**** Data records

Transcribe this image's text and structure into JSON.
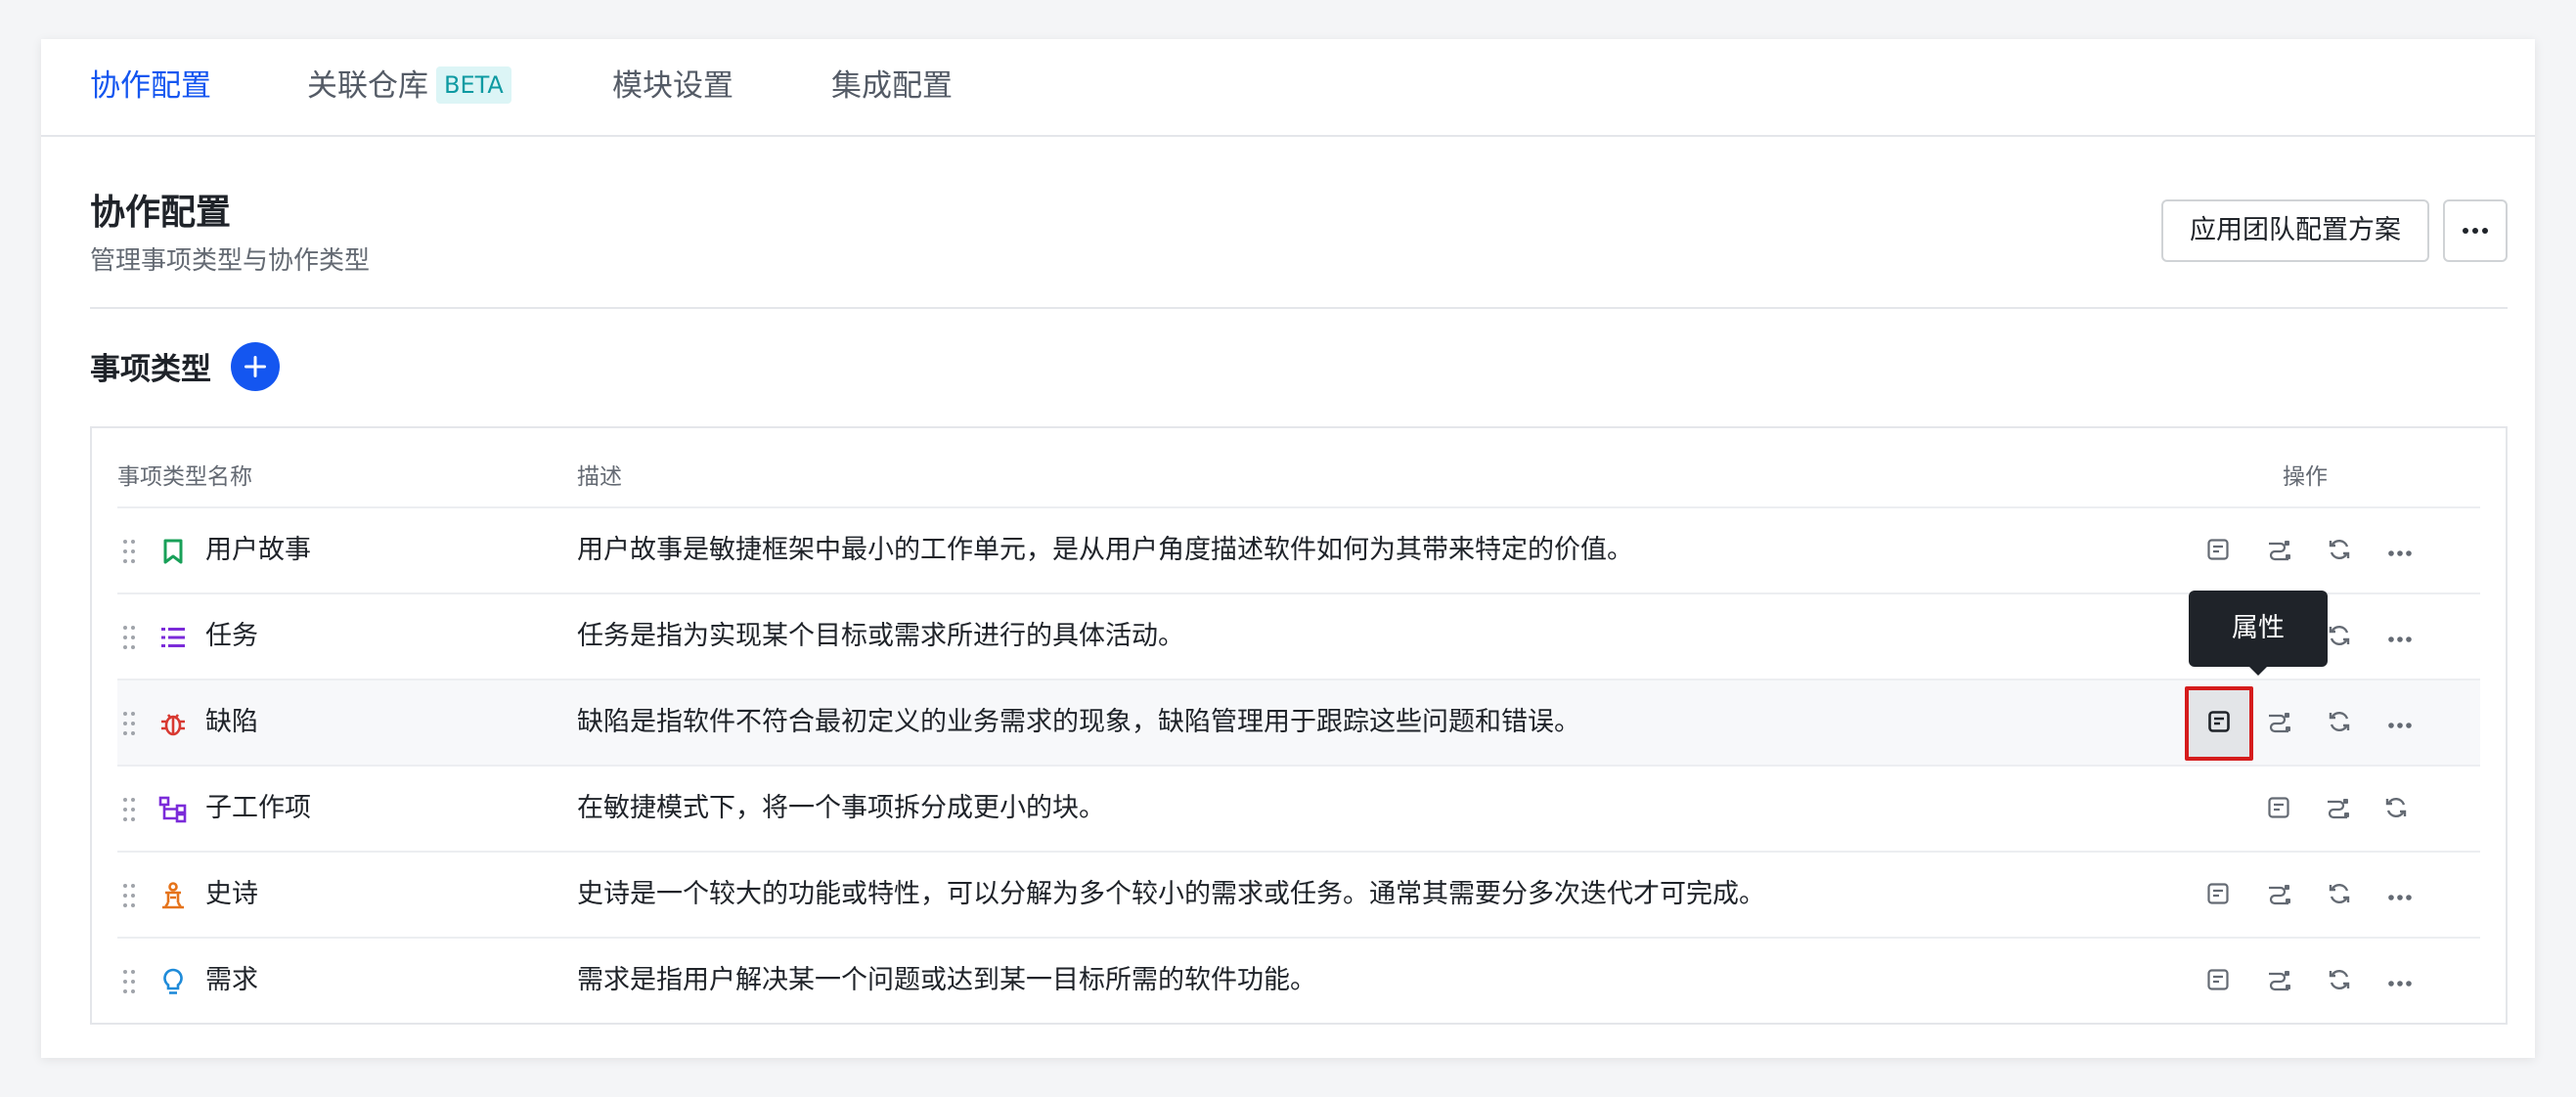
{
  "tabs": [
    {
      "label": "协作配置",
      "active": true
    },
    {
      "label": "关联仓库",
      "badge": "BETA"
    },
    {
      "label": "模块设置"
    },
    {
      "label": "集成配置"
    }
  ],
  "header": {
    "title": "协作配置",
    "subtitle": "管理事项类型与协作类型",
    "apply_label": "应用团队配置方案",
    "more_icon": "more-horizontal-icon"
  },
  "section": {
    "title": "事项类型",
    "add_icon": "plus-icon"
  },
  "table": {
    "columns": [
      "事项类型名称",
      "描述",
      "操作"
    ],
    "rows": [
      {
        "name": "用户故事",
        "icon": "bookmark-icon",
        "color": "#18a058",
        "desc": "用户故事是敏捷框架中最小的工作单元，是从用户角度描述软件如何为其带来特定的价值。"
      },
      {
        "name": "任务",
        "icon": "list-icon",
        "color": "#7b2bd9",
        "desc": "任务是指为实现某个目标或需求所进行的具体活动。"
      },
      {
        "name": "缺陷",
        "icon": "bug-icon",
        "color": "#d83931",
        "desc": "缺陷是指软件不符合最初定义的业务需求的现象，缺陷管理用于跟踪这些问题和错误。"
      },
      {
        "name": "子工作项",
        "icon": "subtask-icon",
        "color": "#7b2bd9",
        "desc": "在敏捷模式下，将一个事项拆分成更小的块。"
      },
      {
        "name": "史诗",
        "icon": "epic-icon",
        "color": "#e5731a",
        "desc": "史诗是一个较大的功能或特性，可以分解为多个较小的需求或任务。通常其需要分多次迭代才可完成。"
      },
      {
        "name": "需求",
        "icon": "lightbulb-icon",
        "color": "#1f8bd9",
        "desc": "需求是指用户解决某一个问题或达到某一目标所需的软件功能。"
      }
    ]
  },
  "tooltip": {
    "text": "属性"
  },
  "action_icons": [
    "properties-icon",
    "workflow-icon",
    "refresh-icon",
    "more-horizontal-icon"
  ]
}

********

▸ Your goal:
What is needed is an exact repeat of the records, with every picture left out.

▸ Written response:
Transcribe this image's text and structure into JSON.
{
  "tabs": [
    {
      "label": "协作配置",
      "active": true
    },
    {
      "label": "关联仓库",
      "badge": "BETA"
    },
    {
      "label": "模块设置"
    },
    {
      "label": "集成配置"
    }
  ],
  "header": {
    "title": "协作配置",
    "subtitle": "管理事项类型与协作类型",
    "apply_label": "应用团队配置方案",
    "more_icon": "more-horizontal-icon"
  },
  "section": {
    "title": "事项类型",
    "add_icon": "plus-icon"
  },
  "table": {
    "columns": [
      "事项类型名称",
      "描述",
      "操作"
    ],
    "rows": [
      {
        "name": "用户故事",
        "icon": "bookmark-icon",
        "color": "#18a058",
        "desc": "用户故事是敏捷框架中最小的工作单元，是从用户角度描述软件如何为其带来特定的价值。"
      },
      {
        "name": "任务",
        "icon": "list-icon",
        "color": "#7b2bd9",
        "desc": "任务是指为实现某个目标或需求所进行的具体活动。"
      },
      {
        "name": "缺陷",
        "icon": "bug-icon",
        "color": "#d83931",
        "desc": "缺陷是指软件不符合最初定义的业务需求的现象，缺陷管理用于跟踪这些问题和错误。"
      },
      {
        "name": "子工作项",
        "icon": "subtask-icon",
        "color": "#7b2bd9",
        "desc": "在敏捷模式下，将一个事项拆分成更小的块。"
      },
      {
        "name": "史诗",
        "icon": "epic-icon",
        "color": "#e5731a",
        "desc": "史诗是一个较大的功能或特性，可以分解为多个较小的需求或任务。通常其需要分多次迭代才可完成。"
      },
      {
        "name": "需求",
        "icon": "lightbulb-icon",
        "color": "#1f8bd9",
        "desc": "需求是指用户解决某一个问题或达到某一目标所需的软件功能。"
      }
    ]
  },
  "tooltip": {
    "text": "属性"
  },
  "action_icons": [
    "properties-icon",
    "workflow-icon",
    "refresh-icon",
    "more-horizontal-icon"
  ]
}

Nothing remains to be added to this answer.